PROBLEM:
Filter the records for "basis" and keep each line that has it.
----
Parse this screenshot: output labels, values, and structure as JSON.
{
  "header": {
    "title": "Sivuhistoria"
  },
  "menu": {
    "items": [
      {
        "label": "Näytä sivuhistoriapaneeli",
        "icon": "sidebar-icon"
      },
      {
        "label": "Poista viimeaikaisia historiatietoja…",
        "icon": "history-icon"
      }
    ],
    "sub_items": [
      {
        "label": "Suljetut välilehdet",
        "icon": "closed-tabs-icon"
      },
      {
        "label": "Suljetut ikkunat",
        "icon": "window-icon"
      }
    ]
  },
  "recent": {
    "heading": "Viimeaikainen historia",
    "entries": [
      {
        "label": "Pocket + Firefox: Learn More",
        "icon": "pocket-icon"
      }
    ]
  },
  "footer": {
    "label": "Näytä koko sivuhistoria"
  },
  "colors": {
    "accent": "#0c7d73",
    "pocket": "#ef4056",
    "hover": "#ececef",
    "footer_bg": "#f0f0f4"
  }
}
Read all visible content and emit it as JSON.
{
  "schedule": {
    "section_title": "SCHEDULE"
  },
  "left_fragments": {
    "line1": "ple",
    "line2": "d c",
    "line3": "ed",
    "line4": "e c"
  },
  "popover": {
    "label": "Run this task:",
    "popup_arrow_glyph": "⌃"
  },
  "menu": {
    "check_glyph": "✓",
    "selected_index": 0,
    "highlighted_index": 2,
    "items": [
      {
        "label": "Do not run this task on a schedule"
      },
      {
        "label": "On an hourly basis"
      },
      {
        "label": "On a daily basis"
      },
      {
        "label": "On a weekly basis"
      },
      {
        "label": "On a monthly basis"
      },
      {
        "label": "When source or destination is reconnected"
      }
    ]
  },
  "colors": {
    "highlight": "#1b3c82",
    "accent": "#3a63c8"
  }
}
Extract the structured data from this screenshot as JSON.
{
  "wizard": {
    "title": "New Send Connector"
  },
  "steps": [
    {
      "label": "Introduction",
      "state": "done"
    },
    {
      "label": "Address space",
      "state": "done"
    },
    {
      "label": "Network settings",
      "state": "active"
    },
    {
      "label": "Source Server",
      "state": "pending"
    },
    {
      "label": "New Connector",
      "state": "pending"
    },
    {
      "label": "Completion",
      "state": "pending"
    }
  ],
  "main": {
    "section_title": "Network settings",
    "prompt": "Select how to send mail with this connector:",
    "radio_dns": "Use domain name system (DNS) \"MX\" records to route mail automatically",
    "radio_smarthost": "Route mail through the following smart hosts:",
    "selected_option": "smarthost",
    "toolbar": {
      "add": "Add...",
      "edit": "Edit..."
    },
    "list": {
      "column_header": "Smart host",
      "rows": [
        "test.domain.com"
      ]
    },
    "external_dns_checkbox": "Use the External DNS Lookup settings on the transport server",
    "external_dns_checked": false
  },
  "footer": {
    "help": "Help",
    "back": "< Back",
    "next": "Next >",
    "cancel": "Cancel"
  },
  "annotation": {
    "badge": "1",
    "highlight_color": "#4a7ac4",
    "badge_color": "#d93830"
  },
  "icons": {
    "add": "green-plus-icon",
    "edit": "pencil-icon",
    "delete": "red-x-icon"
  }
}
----
SOLUTION TO THIS TASK:
        "label": "On an hourly basis"
        "label": "On a daily basis"
        "label": "On a weekly basis"
        "label": "On a monthly basis"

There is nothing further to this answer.